I love the idea of self supported communities that can help each other with their individual knowledge. Every body can learn from other people, even when they think they know it all and that’s the beauty of forums to share in that conversation.
Thanks for introducing me to Scott and ClickMillionaires – I’d love to be a part of that community of extra friendly people!
This is really and great idea. It provides individuals a chance to share ideas, actions and results. It acknowledges that everyone has something to offer and an opportunity to share in a positive manner. I look forward to learning more about ClickMillionaires.
Just beginning my research to see if this is an option for me. I have the mission and heart – it’s the logistics I’m trying to learn…Thanks for your encouragement. Julie
I agree it’s best to start by identifying customer needs rather than trying to promote your business. We have a client who saw Facebook as a great opportunity to create a “Fan club” for his business, and couldn’t understand why nobody showed interest. The “fan” concept in Facebook has been misleading, I think, as it suggests that companies have adoring fans. Your language of building a community is much more useful. When we helped our client view his Facebook presence as community building, it changed his outlook from promoting his business to helping his followers, and the results have been much impoved.
Thanks for articulating this.
Thanks for putting it all in perspective Sean and Scott. My takeaway: don’t forget the polls, giveaways, etc. to keep it interesting. I started a “Freebie Friday” a month ago,just not getting much pickup on it since I’m not offering ipad or cruise. Tips?
Hello Scott and Shawn,
Scott I really appreciate the advice that you continue to share online. I recently began using the ning platform to setup a community based on interest. I must agree that communication is key when building a platform and also value. I appreciate your time to share your tips and will look forward to learning more from you.
Thanks Shawn for interviewing Scott, he is a whiz!:-)
Thanks Scott and Shawn,

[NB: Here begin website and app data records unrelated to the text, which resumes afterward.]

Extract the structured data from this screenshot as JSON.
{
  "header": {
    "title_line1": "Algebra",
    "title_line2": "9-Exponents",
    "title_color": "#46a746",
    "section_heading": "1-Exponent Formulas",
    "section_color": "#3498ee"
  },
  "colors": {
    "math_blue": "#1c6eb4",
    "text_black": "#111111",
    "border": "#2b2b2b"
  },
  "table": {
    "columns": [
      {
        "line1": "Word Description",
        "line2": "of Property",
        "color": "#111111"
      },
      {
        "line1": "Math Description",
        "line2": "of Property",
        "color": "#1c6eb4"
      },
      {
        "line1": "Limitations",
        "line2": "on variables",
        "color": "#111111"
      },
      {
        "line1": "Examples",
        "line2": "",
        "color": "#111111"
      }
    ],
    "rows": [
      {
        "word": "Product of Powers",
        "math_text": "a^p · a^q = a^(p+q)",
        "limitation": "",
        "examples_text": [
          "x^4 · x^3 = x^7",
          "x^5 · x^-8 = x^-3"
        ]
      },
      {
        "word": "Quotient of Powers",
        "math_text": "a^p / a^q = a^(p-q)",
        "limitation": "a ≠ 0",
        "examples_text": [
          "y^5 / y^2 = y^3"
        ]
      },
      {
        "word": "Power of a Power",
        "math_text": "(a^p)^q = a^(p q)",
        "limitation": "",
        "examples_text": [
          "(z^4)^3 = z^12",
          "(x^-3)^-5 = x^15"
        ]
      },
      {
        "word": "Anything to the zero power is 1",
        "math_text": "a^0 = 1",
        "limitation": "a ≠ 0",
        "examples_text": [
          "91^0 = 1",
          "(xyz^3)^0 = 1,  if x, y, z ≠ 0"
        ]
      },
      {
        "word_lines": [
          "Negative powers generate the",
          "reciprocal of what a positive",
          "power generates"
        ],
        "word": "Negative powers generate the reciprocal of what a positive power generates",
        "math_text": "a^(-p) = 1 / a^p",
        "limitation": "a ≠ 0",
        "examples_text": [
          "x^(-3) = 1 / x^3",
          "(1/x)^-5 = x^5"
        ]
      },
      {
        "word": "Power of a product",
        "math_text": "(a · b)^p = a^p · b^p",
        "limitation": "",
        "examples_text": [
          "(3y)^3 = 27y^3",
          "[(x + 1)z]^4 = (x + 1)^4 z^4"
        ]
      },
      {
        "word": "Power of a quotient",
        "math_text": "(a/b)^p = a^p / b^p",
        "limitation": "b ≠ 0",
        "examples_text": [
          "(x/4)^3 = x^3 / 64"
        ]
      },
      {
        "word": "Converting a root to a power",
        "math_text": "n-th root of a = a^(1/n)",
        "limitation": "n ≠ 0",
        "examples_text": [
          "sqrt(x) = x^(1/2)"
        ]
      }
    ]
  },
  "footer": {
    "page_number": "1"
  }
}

Good to be reminded of the importance of solving problems for your audience as this is so often forgotton in the quest of launching a site! Words of wisdom and encouragement as usual!